**PROBLEM TO SOLVE**: Lines containing the word "here" are the ones to copy from the records below.

**PROVIDED ENTRIES**:
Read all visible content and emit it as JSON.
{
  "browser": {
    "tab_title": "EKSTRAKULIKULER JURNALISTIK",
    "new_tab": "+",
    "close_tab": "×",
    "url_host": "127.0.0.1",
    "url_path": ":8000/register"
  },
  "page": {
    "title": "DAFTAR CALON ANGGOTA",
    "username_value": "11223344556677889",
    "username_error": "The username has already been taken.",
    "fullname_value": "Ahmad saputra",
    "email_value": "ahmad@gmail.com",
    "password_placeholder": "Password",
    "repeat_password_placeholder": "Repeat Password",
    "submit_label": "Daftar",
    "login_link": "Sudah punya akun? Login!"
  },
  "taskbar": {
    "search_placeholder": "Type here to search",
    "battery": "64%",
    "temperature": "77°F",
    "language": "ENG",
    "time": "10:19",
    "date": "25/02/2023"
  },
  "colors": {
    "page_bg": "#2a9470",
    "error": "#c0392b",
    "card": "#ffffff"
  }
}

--

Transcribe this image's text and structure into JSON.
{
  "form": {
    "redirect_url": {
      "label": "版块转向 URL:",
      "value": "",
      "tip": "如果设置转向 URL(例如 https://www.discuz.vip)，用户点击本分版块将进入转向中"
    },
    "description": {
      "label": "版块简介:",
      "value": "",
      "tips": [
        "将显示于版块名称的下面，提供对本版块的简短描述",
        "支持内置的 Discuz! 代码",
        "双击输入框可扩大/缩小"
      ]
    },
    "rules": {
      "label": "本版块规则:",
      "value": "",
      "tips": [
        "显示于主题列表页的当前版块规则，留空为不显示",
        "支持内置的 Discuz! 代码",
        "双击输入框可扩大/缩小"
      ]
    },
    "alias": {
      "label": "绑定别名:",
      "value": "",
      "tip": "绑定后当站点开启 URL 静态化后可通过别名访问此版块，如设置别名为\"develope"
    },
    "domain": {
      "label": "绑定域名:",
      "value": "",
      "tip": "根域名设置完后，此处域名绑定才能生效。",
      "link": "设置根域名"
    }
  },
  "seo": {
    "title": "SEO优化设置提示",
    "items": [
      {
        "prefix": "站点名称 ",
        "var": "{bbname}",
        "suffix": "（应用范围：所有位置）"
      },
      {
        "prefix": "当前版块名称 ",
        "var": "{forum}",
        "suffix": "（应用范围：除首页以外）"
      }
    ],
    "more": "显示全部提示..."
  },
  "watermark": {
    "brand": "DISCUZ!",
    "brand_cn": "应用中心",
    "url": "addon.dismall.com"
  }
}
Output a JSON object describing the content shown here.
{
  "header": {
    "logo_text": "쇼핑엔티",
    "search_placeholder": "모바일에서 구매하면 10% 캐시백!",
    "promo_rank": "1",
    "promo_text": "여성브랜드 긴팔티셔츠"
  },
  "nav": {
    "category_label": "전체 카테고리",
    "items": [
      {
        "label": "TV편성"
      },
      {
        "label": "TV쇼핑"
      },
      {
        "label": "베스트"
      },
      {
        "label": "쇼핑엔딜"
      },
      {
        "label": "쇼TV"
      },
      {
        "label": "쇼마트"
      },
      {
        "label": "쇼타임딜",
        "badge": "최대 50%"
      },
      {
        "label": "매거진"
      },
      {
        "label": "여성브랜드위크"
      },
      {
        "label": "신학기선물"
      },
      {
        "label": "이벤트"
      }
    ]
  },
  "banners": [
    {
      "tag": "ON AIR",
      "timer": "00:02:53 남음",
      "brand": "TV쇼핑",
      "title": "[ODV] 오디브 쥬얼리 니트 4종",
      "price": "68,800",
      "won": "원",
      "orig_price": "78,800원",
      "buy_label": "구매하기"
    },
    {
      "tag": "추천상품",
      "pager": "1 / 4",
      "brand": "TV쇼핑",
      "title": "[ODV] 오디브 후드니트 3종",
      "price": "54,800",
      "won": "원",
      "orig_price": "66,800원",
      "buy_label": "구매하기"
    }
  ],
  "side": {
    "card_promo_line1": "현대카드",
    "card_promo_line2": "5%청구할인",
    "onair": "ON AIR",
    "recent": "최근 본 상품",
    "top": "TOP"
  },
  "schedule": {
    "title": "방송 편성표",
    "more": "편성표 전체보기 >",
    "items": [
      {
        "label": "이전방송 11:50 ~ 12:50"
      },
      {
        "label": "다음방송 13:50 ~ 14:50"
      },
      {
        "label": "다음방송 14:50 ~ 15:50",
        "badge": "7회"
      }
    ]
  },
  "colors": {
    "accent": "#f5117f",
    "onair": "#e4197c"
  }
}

**ANSWER BOX**:
    "search_placeholder": "Type here to search",
Output a JSON object describing the content shown here.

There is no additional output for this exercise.